Problem requirements: What is needed is a word-for-word copy of the records below.

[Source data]
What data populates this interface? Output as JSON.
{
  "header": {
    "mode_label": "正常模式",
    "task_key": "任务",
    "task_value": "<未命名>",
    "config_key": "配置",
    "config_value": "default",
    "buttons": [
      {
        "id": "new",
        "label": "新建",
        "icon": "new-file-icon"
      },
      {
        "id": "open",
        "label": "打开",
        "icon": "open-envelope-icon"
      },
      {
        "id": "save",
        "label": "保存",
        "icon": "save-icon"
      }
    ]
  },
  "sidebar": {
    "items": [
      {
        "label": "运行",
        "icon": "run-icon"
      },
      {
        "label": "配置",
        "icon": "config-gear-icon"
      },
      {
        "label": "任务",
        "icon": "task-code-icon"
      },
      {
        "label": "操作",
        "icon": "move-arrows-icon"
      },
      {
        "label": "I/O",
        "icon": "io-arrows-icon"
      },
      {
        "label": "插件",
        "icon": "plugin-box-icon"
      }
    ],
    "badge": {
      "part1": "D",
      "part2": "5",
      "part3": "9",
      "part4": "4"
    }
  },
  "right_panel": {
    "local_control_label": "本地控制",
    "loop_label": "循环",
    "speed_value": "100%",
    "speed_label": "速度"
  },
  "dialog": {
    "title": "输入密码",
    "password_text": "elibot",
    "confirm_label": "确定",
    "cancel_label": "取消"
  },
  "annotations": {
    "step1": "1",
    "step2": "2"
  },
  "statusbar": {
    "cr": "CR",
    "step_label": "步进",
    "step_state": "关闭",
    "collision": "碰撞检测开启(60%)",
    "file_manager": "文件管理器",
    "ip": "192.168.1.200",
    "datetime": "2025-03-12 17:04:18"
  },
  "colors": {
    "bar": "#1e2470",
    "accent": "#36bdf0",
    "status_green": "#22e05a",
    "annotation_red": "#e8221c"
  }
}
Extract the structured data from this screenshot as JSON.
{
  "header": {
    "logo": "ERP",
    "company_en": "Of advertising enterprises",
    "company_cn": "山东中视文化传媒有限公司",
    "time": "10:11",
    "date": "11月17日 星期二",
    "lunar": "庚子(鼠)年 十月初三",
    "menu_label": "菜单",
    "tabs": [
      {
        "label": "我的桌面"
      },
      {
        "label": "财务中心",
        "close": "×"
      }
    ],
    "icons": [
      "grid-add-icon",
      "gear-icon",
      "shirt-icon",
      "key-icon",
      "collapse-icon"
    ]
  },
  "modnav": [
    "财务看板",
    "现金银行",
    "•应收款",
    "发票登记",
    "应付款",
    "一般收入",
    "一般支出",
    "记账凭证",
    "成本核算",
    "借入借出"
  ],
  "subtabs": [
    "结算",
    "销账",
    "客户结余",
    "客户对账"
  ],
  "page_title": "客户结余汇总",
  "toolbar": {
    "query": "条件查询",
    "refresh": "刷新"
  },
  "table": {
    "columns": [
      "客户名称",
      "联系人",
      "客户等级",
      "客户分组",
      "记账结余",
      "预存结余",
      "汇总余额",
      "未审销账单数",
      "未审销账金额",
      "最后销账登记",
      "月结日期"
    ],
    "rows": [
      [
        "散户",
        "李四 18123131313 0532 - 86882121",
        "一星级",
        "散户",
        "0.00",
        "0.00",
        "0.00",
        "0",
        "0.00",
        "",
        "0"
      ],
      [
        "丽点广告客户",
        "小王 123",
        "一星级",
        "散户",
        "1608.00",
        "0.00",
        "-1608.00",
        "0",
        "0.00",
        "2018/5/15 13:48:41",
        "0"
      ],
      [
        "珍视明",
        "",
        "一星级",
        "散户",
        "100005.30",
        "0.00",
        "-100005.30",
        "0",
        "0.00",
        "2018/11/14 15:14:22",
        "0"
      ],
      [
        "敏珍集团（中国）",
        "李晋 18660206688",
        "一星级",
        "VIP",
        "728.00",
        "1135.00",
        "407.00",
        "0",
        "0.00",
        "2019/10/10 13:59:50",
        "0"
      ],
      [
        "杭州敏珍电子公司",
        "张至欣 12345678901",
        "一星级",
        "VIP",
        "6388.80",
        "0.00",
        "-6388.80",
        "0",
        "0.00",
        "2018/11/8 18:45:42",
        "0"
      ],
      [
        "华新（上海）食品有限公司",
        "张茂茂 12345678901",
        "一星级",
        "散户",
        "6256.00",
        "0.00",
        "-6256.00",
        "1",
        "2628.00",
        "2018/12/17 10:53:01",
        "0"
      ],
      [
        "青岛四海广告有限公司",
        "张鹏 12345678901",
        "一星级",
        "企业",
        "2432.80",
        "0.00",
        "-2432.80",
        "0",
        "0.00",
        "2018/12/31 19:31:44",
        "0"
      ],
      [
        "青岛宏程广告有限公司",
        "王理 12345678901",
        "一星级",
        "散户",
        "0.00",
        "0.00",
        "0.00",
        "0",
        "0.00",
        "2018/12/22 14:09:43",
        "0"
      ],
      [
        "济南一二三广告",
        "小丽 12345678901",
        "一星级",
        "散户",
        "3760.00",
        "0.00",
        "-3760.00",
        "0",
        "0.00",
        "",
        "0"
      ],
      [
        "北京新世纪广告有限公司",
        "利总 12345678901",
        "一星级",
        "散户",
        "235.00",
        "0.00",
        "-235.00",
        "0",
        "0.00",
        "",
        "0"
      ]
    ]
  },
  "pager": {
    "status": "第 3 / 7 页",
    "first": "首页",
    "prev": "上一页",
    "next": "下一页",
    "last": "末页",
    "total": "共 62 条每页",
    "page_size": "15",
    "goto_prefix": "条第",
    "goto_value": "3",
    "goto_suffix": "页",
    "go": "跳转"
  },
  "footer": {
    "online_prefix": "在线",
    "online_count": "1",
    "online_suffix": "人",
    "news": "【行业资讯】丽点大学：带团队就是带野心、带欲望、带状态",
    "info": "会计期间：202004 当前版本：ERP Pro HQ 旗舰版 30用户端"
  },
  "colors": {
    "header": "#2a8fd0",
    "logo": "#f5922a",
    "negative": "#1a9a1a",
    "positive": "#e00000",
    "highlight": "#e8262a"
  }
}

Solution to this problem:
What data populates this interface? Output as JSON.
{
  "header": {
    "mode_label": "正常模式",
    "task_key": "任务",
    "task_value": "<未命名>",
    "config_key": "配置",
    "config_value": "default",
    "buttons": [
      {
        "id": "new",
        "label": "新建",
        "icon": "new-file-icon"
      },
      {
        "id": "open",
        "label": "打开",
        "icon": "open-envelope-icon"
      },
      {
        "id": "save",
        "label": "保存",
        "icon": "save-icon"
      }
    ]
  },
  "sidebar": {
    "items": [
      {
        "label": "运行",
        "icon": "run-icon"
      },
      {
        "label": "配置",
        "icon": "config-gear-icon"
      },
      {
        "label": "任务",
        "icon": "task-code-icon"
      },
      {
        "label": "操作",
        "icon": "move-arrows-icon"
      },
      {
        "label": "I/O",
        "icon": "io-arrows-icon"
      },
      {
        "label": "插件",
        "icon": "plugin-box-icon"
      }
    ],
    "badge": {
      "part1": "D",
      "part2": "5",
      "part3": "9",
      "part4": "4"
    }
  },
  "right_panel": {
    "local_control_label": "本地控制",
    "loop_label": "循环",
    "speed_value": "100%",
    "speed_label": "速度"
  },
  "dialog": {
    "title": "输入密码",
    "password_text": "elibot",
    "confirm_label": "确定",
    "cancel_label": "取消"
  },
  "annotations": {
    "step1": "1",
    "step2": "2"
  },
  "statusbar": {
    "cr": "CR",
    "step_label": "步进",
    "step_state": "关闭",
    "collision": "碰撞检测开启(60%)",
    "file_manager": "文件管理器",
    "ip": "192.168.1.200",
    "datetime": "2025-03-12 17:04:18"
  },
  "colors": {
    "bar": "#1e2470",
    "accent": "#36bdf0",
    "status_green": "#22e05a",
    "annotation_red": "#e8221c"
  }
}
Extract the structured data from this screenshot as JSON.
{
  "header": {
    "logo": "ERP",
    "company_en": "Of advertising enterprises",
    "company_cn": "山东中视文化传媒有限公司",
    "time": "10:11",
    "date": "11月17日 星期二",
    "lunar": "庚子(鼠)年 十月初三",
    "menu_label": "菜单",
    "tabs": [
      {
        "label": "我的桌面"
      },
      {
        "label": "财务中心",
        "close": "×"
      }
    ],
    "icons": [
      "grid-add-icon",
      "gear-icon",
      "shirt-icon",
      "key-icon",
      "collapse-icon"
    ]
  },
  "modnav": [
    "财务看板",
    "现金银行",
    "•应收款",
    "发票登记",
    "应付款",
    "一般收入",
    "一般支出",
    "记账凭证",
    "成本核算",
    "借入借出"
  ],
  "subtabs": [
    "结算",
    "销账",
    "客户结余",
    "客户对账"
  ],
  "page_title": "客户结余汇总",
  "toolbar": {
    "query": "条件查询",
    "refresh": "刷新"
  },
  "table": {
    "columns": [
      "客户名称",
      "联系人",
      "客户等级",
      "客户分组",
      "记账结余",
      "预存结余",
      "汇总余额",
      "未审销账单数",
      "未审销账金额",
      "最后销账登记",
      "月结日期"
    ],
    "rows": [
      [
        "散户",
        "李四 18123131313 0532 - 86882121",
        "一星级",
        "散户",
        "0.00",
        "0.00",
        "0.00",
        "0",
        "0.00",
        "",
        "0"
      ],
      [
        "丽点广告客户",
        "小王 123",
        "一星级",
        "散户",
        "1608.00",
        "0.00",
        "-1608.00",
        "0",
        "0.00",
        "2018/5/15 13:48:41",
        "0"
      ],
      [
        "珍视明",
        "",
        "一星级",
        "散户",
        "100005.30",
        "0.00",
        "-100005.30",
        "0",
        "0.00",
        "2018/11/14 15:14:22",
        "0"
      ],
      [
        "敏珍集团（中国）",
        "李晋 18660206688",
        "一星级",
        "VIP",
        "728.00",
        "1135.00",
        "407.00",
        "0",
        "0.00",
        "2019/10/10 13:59:50",
        "0"
      ],
      [
        "杭州敏珍电子公司",
        "张至欣 12345678901",
        "一星级",
        "VIP",
        "6388.80",
        "0.00",
        "-6388.80",
        "0",
        "0.00",
        "2018/11/8 18:45:42",
        "0"
      ],
      [
        "华新（上海）食品有限公司",
        "张茂茂 12345678901",
        "一星级",
        "散户",
        "6256.00",
        "0.00",
        "-6256.00",
        "1",
        "2628.00",
        "2018/12/17 10:53:01",
        "0"
      ],
      [
        "青岛四海广告有限公司",
        "张鹏 12345678901",
        "一星级",
        "企业",
        "2432.80",
        "0.00",
        "-2432.80",
        "0",
        "0.00",
        "2018/12/31 19:31:44",
        "0"
      ],
      [
        "青岛宏程广告有限公司",
        "王理 12345678901",
        "一星级",
        "散户",
        "0.00",
        "0.00",
        "0.00",
        "0",
        "0.00",
        "2018/12/22 14:09:43",
        "0"
      ],
      [
        "济南一二三广告",
        "小丽 12345678901",
        "一星级",
        "散户",
        "3760.00",
        "0.00",
        "-3760.00",
        "0",
        "0.00",
        "",
        "0"
      ],
      [
        "北京新世纪广告有限公司",
        "利总 12345678901",
        "一星级",
        "散户",
        "235.00",
        "0.00",
        "-235.00",
        "0",
        "0.00",
        "",
        "0"
      ]
    ]
  },
  "pager": {
    "status": "第 3 / 7 页",
    "first": "首页",
    "prev": "上一页",
    "next": "下一页",
    "last": "末页",
    "total": "共 62 条每页",
    "page_size": "15",
    "goto_prefix": "条第",
    "goto_value": "3",
    "goto_suffix": "页",
    "go": "跳转"
  },
  "footer": {
    "online_prefix": "在线",
    "online_count": "1",
    "online_suffix": "人",
    "news": "【行业资讯】丽点大学：带团队就是带野心、带欲望、带状态",
    "info": "会计期间：202004 当前版本：ERP Pro HQ 旗舰版 30用户端"
  },
  "colors": {
    "header": "#2a8fd0",
    "logo": "#f5922a",
    "negative": "#1a9a1a",
    "positive": "#e00000",
    "highlight": "#e8262a"
  }
}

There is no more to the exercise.